Two federal law enforcement officials told the newspaper that Barr and other officials made the decision late Sunday or early Monday to extend the perimeter around Lafayette Square, across from the White House, by one block.

Barr found the perimeter had not yet been extended Monday afternoon and ordered law enforcement officials to complete the extension, according to the Post. Law enforcement officers pushed protesters away from the area shortly before the city's 7 p.m. curfew.


"He conferred with them to check on the status and basically said: 'This needs to be done. Get it done,'" a Justice Department official told the newspaper.

Shortly after Barr’s order, police dispersed the peaceful crowd using tear gas, horses and riot shields.

The official told the Post that the attorney general had “assumed that any resistance from the protesters of being moved would be met with typical crowd-control measures” and that Barr had been told a bottle had been thrown in his direction.

“This plan was happening, regardless of any plans of the president,” the official said.

The Hill has reached out to the Justice Department for comment.


Shortly after the park was cleared on Monday, Trump left the White House with other officials, including Barr, and walked through the cleared area to the historic St. John’s Episcopal Church to pose for a photograph.

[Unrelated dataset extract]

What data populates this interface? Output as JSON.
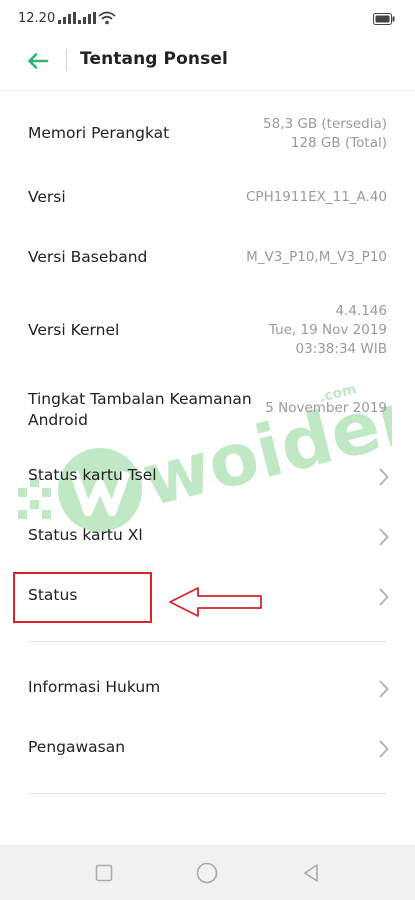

Washington, D.C., Mayor Muriel BowserMuriel BowserTravel industry calls on Trump administration to prevent the need for quarantines by creating a testing plan DC cancels 2021 Cherry Blossom Parade over COVID-19 fears Federal court rules DC church can resume services outdoors despite city restrictions MORE (D) said Tuesday that she “didn't see any provocation that would warrant munitions, especially for the purpose of moving the president across the street.”

Nearly every major American city has seen demonstrations following the death of George Floyd, an African American man who died in police custody in Minneapolis after a police officer knelt on his neck for several minutes despite Floyd’s protests that he was unable to breathe.